= What the task asks =
Return the records as they stand. No picture is to be included.

#### Source data ####

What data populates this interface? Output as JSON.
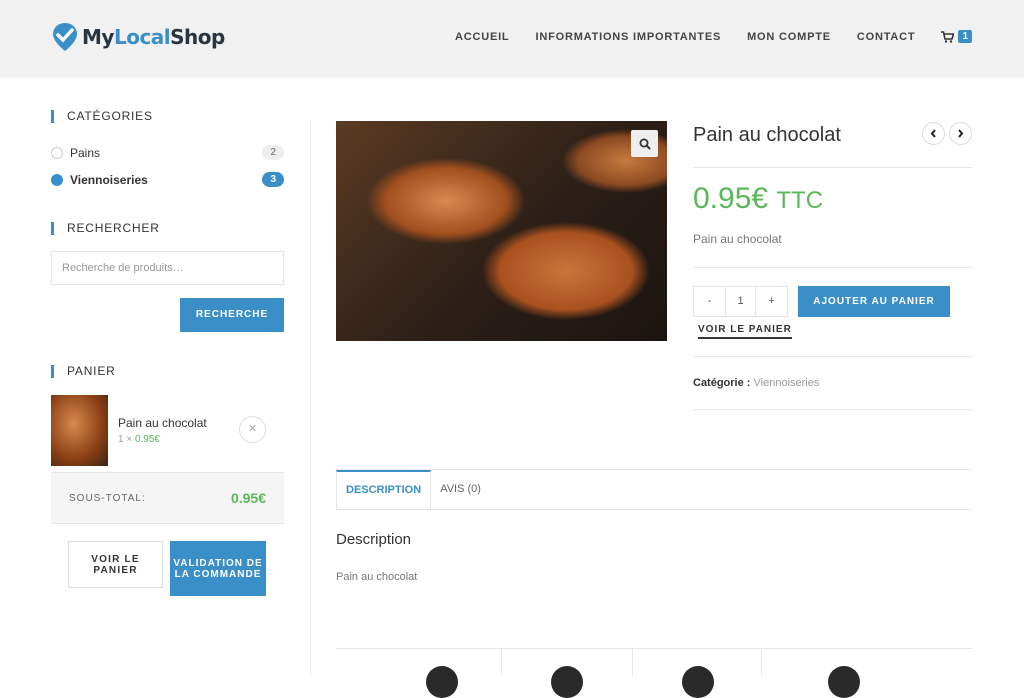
{
  "brand": {
    "part1": "My",
    "part2": "Local",
    "part3": "Shop"
  },
  "nav": {
    "items": [
      "ACCUEIL",
      "INFORMATIONS IMPORTANTES",
      "MON COMPTE",
      "CONTACT"
    ],
    "cart_count": "1"
  },
  "sidebar": {
    "categories_title": "CATÉGORIES",
    "categories": [
      {
        "name": "Pains",
        "count": "2"
      },
      {
        "name": "Viennoiseries",
        "count": "3"
      }
    ],
    "search_title": "RECHERCHER",
    "search_placeholder": "Recherche de produits…",
    "search_button": "RECHERCHE",
    "cart_title": "PANIER",
    "cart_item": {
      "name": "Pain au chocolat",
      "qty": "1 ×",
      "price": "0.95€"
    },
    "subtotal_label": "SOUS-TOTAL:",
    "subtotal_value": "0.95€",
    "view_cart": "VOIR LE PANIER",
    "checkout": "VALIDATION DE LA COMMANDE"
  },
  "product": {
    "title": "Pain au chocolat",
    "price": "0.95€",
    "price_suffix": "TTC",
    "short_desc": "Pain au chocolat",
    "qty_minus": "-",
    "qty": "1",
    "qty_plus": "+",
    "add_to_cart": "AJOUTER AU PANIER",
    "view_cart": "VOIR LE PANIER",
    "category_label": "Catégorie :",
    "category": "Viennoiseries"
  },
  "tabs": [
    "DESCRIPTION",
    "AVIS (0)"
  ],
  "description": {
    "heading": "Description",
    "text": "Pain au chocolat"
  },
  "colors": {
    "accent": "#3b8fc8",
    "price": "#5bb75b"
  }
}
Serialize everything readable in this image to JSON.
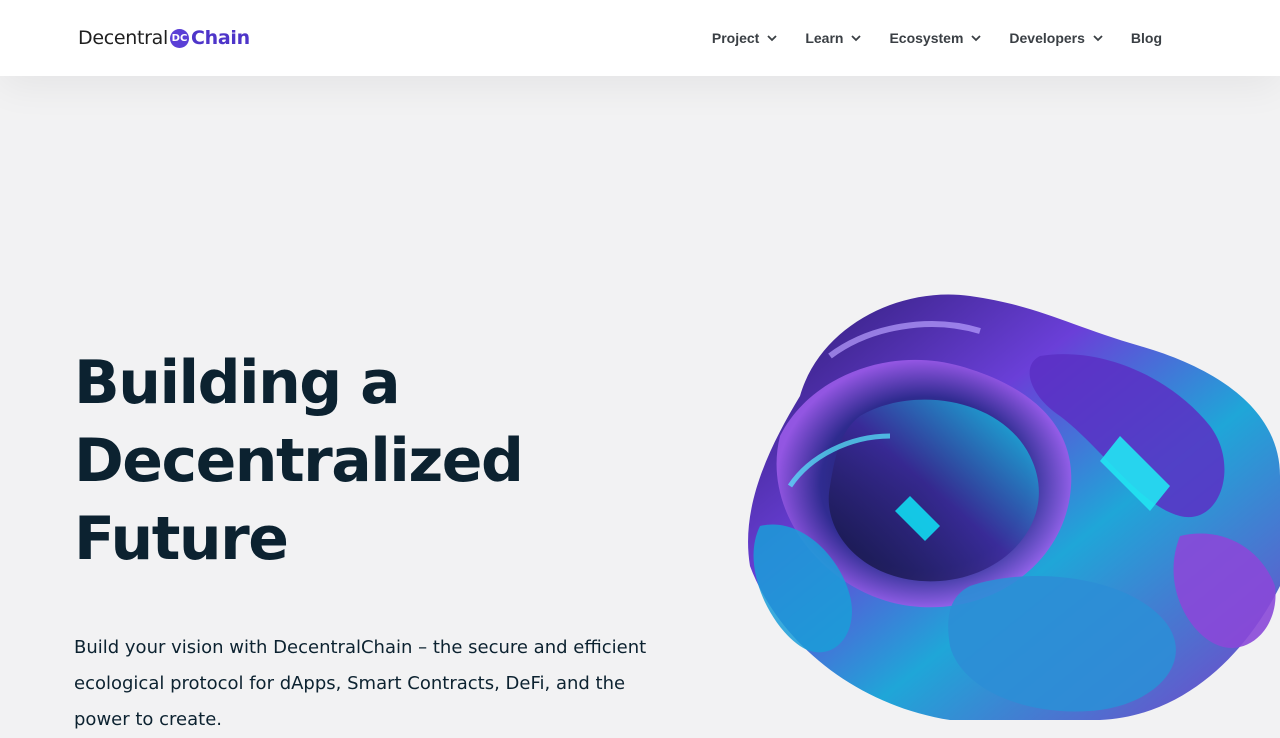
{
  "header": {
    "logo": {
      "text_primary": "Decentral",
      "text_secondary": "Chain"
    },
    "nav": [
      {
        "label": "Project",
        "has_dropdown": true
      },
      {
        "label": "Learn",
        "has_dropdown": true
      },
      {
        "label": "Ecosystem",
        "has_dropdown": true
      },
      {
        "label": "Developers",
        "has_dropdown": true
      },
      {
        "label": "Blog",
        "has_dropdown": false
      }
    ]
  },
  "hero": {
    "title_lines": [
      "Building a",
      "Decentralized",
      "Future"
    ],
    "subtitle": "Build your vision with DecentralChain – the secure and efficient ecological protocol for dApps, Smart Contracts, DeFi, and the power to create."
  },
  "colors": {
    "brand": "#4e35c9",
    "heading": "#0c2230",
    "background": "#f2f2f3",
    "nav_text": "#3a3f44"
  }
}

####

= Your solution =
What data populates this interface? Output as JSON.
{
  "brand": {
    "part1": "My",
    "part2": "Local",
    "part3": "Shop"
  },
  "nav": {
    "items": [
      "ACCUEIL",
      "INFORMATIONS IMPORTANTES",
      "MON COMPTE",
      "CONTACT"
    ],
    "cart_count": "1"
  },
  "sidebar": {
    "categories_title": "CATÉGORIES",
    "categories": [
      {
        "name": "Pains",
        "count": "2"
      },
      {
        "name": "Viennoiseries",
        "count": "3"
      }
    ],
    "search_title": "RECHERCHER",
    "search_placeholder": "Recherche de produits…",
    "search_button": "RECHERCHE",
    "cart_title": "PANIER",
    "cart_item": {
      "name": "Pain au chocolat",
      "qty": "1 ×",
      "price": "0.95€"
    },
    "subtotal_label": "SOUS-TOTAL:",
    "subtotal_value": "0.95€",
    "view_cart": "VOIR LE PANIER",
    "checkout": "VALIDATION DE LA COMMANDE"
  },
  "product": {
    "title": "Pain au chocolat",
    "price": "0.95€",
    "price_suffix": "TTC",
    "short_desc": "Pain au chocolat",
    "qty_minus": "-",
    "qty": "1",
    "qty_plus": "+",
    "add_to_cart": "AJOUTER AU PANIER",
    "view_cart": "VOIR LE PANIER",
    "category_label": "Catégorie :",
    "category": "Viennoiseries"
  },
  "tabs": [
    "DESCRIPTION",
    "AVIS (0)"
  ],
  "description": {
    "heading": "Description",
    "text": "Pain au chocolat"
  },
  "colors": {
    "accent": "#3b8fc8",
    "price": "#5bb75b"
  }
}
Serialize everything readable in this image to JSON.
{
  "header": {
    "logo": {
      "text_primary": "Decentral",
      "text_secondary": "Chain"
    },
    "nav": [
      {
        "label": "Project",
        "has_dropdown": true
      },
      {
        "label": "Learn",
        "has_dropdown": true
      },
      {
        "label": "Ecosystem",
        "has_dropdown": true
      },
      {
        "label": "Developers",
        "has_dropdown": true
      },
      {
        "label": "Blog",
        "has_dropdown": false
      }
    ]
  },
  "hero": {
    "title_lines": [
      "Building a",
      "Decentralized",
      "Future"
    ],
    "subtitle": "Build your vision with DecentralChain – the secure and efficient ecological protocol for dApps, Smart Contracts, DeFi, and the power to create."
  },
  "colors": {
    "brand": "#4e35c9",
    "heading": "#0c2230",
    "background": "#f2f2f3",
    "nav_text": "#3a3f44"
  }
}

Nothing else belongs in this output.